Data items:
────────────────
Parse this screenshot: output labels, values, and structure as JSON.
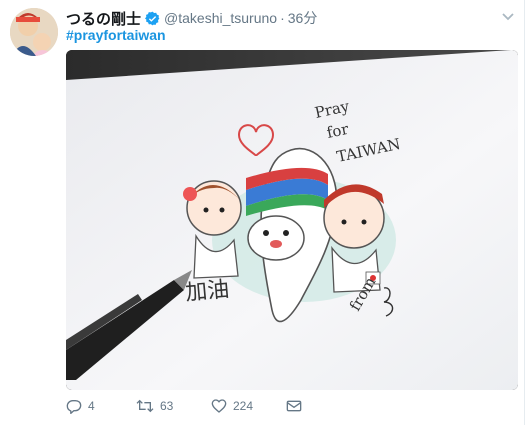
{
  "tweet": {
    "display_name": "つるの剛士",
    "handle": "@takeshi_tsuruno",
    "separator": "·",
    "time": "36分",
    "text": "#prayfortaiwan",
    "drawing": {
      "pray_text_line1": "Pray",
      "pray_text_line2": "for",
      "pray_text_line3": "TAIWAN",
      "signature_left": "加油",
      "signature_right": "from"
    },
    "actions": {
      "reply_count": "4",
      "retweet_count": "63",
      "like_count": "224"
    }
  },
  "colors": {
    "link": "#1b95e0",
    "muted": "#657786",
    "verified": "#1da1f2"
  }
}
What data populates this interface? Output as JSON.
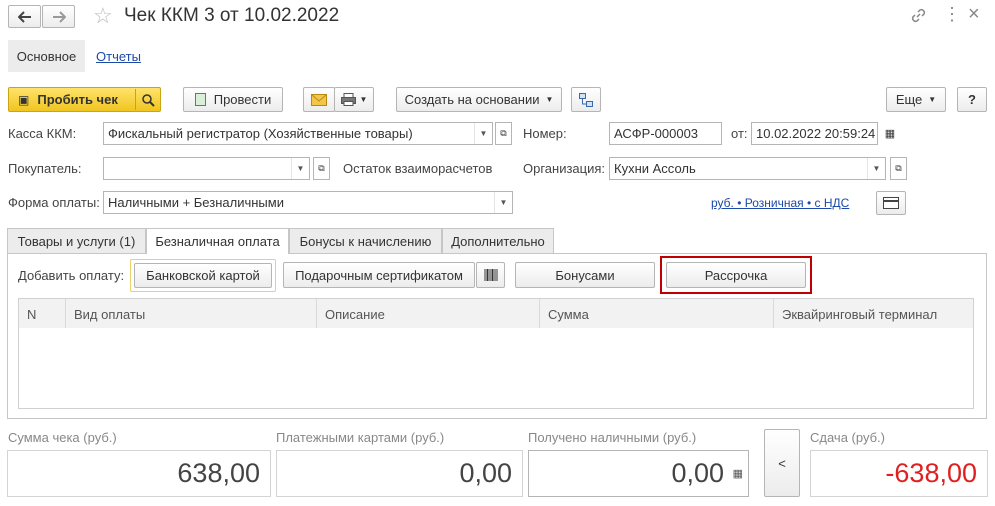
{
  "header": {
    "title": "Чек ККМ 3 от 10.02.2022"
  },
  "subnav": {
    "main_label": "Основное",
    "reports_label": "Отчеты"
  },
  "toolbar": {
    "punch_label": "Пробить чек",
    "post_label": "Провести",
    "create_based_label": "Создать на основании",
    "more_label": "Еще",
    "help_label": "?"
  },
  "form": {
    "kassa_label": "Касса ККМ:",
    "kassa_value": "Фискальный регистратор (Хозяйственные товары)",
    "number_label": "Номер:",
    "number_value": "АСФР-000003",
    "from_label": "от:",
    "date_value": "10.02.2022 20:59:24",
    "buyer_label": "Покупатель:",
    "buyer_value": "",
    "balance_label": "Остаток взаиморасчетов",
    "org_label": "Организация:",
    "org_value": "Кухни Ассоль",
    "payform_label": "Форма оплаты:",
    "payform_value": "Наличными + Безналичными",
    "price_link": "руб. • Розничная • с НДС"
  },
  "tabs": [
    {
      "label": "Товары и услуги (1)"
    },
    {
      "label": "Безналичная оплата"
    },
    {
      "label": "Бонусы к начислению"
    },
    {
      "label": "Дополнительно"
    }
  ],
  "payment": {
    "add_label": "Добавить оплату:",
    "bank_card": "Банковской картой",
    "gift_cert": "Подарочным сертификатом",
    "bonuses": "Бонусами",
    "installment": "Рассрочка"
  },
  "grid": {
    "columns": [
      "N",
      "Вид оплаты",
      "Описание",
      "Сумма",
      "Эквайринговый терминал"
    ]
  },
  "totals": {
    "check_sum_label": "Сумма чека (руб.)",
    "check_sum_value": "638,00",
    "card_label": "Платежными картами (руб.)",
    "card_value": "0,00",
    "cash_label": "Получено наличными (руб.)",
    "cash_value": "0,00",
    "change_btn": "<",
    "change_label": "Сдача (руб.)",
    "change_value": "-638,00"
  },
  "colors": {
    "accent_yellow": "#f5d23c",
    "highlight_red": "#c00000",
    "negative_red": "#e02020",
    "link_blue": "#1c4aa8"
  }
}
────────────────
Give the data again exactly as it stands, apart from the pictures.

FINISHED EXERCISE
Parse this screenshot: output labels, values, and structure as JSON.
{
  "tweet": {
    "display_name": "つるの剛士",
    "handle": "@takeshi_tsuruno",
    "separator": "·",
    "time": "36分",
    "text": "#prayfortaiwan",
    "drawing": {
      "pray_text_line1": "Pray",
      "pray_text_line2": "for",
      "pray_text_line3": "TAIWAN",
      "signature_left": "加油",
      "signature_right": "from"
    },
    "actions": {
      "reply_count": "4",
      "retweet_count": "63",
      "like_count": "224"
    }
  },
  "colors": {
    "link": "#1b95e0",
    "muted": "#657786",
    "verified": "#1da1f2"
  }
}
What data populates this interface? Output as JSON.
{
  "header": {
    "title": "Чек ККМ 3 от 10.02.2022"
  },
  "subnav": {
    "main_label": "Основное",
    "reports_label": "Отчеты"
  },
  "toolbar": {
    "punch_label": "Пробить чек",
    "post_label": "Провести",
    "create_based_label": "Создать на основании",
    "more_label": "Еще",
    "help_label": "?"
  },
  "form": {
    "kassa_label": "Касса ККМ:",
    "kassa_value": "Фискальный регистратор (Хозяйственные товары)",
    "number_label": "Номер:",
    "number_value": "АСФР-000003",
    "from_label": "от:",
    "date_value": "10.02.2022 20:59:24",
    "buyer_label": "Покупатель:",
    "buyer_value": "",
    "balance_label": "Остаток взаиморасчетов",
    "org_label": "Организация:",
    "org_value": "Кухни Ассоль",
    "payform_label": "Форма оплаты:",
    "payform_value": "Наличными + Безналичными",
    "price_link": "руб. • Розничная • с НДС"
  },
  "tabs": [
    {
      "label": "Товары и услуги (1)"
    },
    {
      "label": "Безналичная оплата"
    },
    {
      "label": "Бонусы к начислению"
    },
    {
      "label": "Дополнительно"
    }
  ],
  "payment": {
    "add_label": "Добавить оплату:",
    "bank_card": "Банковской картой",
    "gift_cert": "Подарочным сертификатом",
    "bonuses": "Бонусами",
    "installment": "Рассрочка"
  },
  "grid": {
    "columns": [
      "N",
      "Вид оплаты",
      "Описание",
      "Сумма",
      "Эквайринговый терминал"
    ]
  },
  "totals": {
    "check_sum_label": "Сумма чека (руб.)",
    "check_sum_value": "638,00",
    "card_label": "Платежными картами (руб.)",
    "card_value": "0,00",
    "cash_label": "Получено наличными (руб.)",
    "cash_value": "0,00",
    "change_btn": "<",
    "change_label": "Сдача (руб.)",
    "change_value": "-638,00"
  },
  "colors": {
    "accent_yellow": "#f5d23c",
    "highlight_red": "#c00000",
    "negative_red": "#e02020",
    "link_blue": "#1c4aa8"
  }
}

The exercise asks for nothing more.